How to look after your tendons to avoid injury

Catharine Bainbridge – Elite Myotherapist

I recently had a client come to me with severe knee pain.

Anyone that has had a knee issue in the past will know that knee pain can come from a variety of issues including: trigger point referrals from surrounding muscles, ligament damage, tendon damage, meniscus damage, biomechanical issues/weaknesses, back problems, foot problems, cartilage issues, arthritis and problems with the patella (knee cap) tracking properly. Fortunately enough I had recently participated in a workshop that would result in the clients diagnosis being relatively quick and easy to detect and manage.

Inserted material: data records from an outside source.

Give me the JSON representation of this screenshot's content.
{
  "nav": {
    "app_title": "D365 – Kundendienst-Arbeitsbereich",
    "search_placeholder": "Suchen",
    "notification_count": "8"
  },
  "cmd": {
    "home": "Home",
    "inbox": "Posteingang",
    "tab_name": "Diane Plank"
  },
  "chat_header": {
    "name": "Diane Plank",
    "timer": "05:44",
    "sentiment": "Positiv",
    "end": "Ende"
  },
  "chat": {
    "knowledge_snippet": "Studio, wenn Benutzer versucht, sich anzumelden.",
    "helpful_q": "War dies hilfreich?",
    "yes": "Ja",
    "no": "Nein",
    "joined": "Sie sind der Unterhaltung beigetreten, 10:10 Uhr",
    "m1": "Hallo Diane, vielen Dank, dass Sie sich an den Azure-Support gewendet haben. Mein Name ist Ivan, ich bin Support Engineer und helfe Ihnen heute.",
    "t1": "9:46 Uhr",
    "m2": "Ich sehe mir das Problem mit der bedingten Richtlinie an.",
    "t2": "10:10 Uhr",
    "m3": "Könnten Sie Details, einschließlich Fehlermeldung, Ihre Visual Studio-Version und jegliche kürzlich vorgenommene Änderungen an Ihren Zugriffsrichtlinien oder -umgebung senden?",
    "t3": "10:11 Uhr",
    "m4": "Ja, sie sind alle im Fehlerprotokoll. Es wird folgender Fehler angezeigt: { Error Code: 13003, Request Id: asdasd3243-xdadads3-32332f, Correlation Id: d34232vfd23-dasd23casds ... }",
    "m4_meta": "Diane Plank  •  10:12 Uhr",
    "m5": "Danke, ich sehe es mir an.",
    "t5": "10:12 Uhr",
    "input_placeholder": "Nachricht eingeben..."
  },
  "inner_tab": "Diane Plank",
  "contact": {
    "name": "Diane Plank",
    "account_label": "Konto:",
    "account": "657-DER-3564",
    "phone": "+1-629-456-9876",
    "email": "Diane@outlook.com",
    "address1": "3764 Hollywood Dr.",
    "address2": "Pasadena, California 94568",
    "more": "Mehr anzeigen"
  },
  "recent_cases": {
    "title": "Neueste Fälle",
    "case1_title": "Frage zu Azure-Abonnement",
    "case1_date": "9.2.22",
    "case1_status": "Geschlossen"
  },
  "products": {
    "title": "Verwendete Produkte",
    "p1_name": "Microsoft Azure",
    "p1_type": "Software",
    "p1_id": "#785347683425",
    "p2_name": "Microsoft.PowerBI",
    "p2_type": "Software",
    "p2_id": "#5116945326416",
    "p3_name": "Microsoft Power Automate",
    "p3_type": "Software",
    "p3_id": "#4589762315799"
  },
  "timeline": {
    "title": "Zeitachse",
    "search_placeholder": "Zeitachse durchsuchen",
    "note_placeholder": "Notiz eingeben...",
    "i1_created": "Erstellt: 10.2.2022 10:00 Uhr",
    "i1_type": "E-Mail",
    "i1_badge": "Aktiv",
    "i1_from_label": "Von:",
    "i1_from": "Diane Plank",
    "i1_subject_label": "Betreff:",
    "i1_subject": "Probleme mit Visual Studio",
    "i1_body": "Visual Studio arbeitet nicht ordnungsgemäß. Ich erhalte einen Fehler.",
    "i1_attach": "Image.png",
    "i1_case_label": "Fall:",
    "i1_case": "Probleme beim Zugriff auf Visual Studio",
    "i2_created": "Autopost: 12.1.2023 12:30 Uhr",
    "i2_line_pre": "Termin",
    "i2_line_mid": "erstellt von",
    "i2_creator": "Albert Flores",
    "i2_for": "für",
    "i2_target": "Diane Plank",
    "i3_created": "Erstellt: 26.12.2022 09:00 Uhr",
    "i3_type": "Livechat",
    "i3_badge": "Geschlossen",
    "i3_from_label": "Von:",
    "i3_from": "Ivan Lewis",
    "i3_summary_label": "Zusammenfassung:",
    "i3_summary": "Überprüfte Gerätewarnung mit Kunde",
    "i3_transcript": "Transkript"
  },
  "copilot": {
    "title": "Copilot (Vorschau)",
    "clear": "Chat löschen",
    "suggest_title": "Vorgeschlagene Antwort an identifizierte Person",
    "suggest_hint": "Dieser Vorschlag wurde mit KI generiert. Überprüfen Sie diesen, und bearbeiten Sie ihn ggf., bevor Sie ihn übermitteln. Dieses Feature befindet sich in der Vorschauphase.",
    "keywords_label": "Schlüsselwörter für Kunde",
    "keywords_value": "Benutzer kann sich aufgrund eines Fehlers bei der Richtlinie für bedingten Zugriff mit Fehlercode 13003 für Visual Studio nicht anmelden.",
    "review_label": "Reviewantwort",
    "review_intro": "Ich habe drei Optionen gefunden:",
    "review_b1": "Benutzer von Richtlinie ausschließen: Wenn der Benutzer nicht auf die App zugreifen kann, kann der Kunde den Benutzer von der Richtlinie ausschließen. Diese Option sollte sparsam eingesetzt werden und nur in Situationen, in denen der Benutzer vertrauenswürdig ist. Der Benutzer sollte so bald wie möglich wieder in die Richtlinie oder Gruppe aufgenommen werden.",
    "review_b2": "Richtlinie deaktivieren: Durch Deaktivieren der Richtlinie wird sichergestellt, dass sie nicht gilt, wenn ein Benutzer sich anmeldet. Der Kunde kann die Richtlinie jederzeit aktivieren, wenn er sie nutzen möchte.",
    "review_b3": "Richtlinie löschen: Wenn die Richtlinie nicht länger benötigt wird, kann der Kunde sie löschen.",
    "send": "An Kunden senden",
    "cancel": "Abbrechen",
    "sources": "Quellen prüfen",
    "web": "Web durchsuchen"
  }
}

Currently a lot of knee pain is diagnosed as a tendinopathy especially if the knee pain is around the patella tendon in general or if a scan has indicated that the patella tendon is damage/being overloaded. The workshop I attended was run by Ebonie Rio who together with Jill Cook has been studying tendons for many years and are changing some of the literature that a lot of therapists had previously been taught during their tertiary studies.

Some of the rules for diagnosis of a Tendinopathy that Jill/Ebonie have developed to diagnose tendinosis include the following:

-A tendon pathology on imaging does not change the clinical diagnosis. It is not an indicator of pain for the patient regardless of what the tendon looks like. A lot of athletes have pathological patellar tendons and have no knee pain/issues that they are aware of.

-Loading up the tendon in an isometric exercise (putting it under strain with weight) under controlled conditions by your therapist may REDUCE knee pain.

2017-05-04T00:00:00+00:00May 4th, 2017|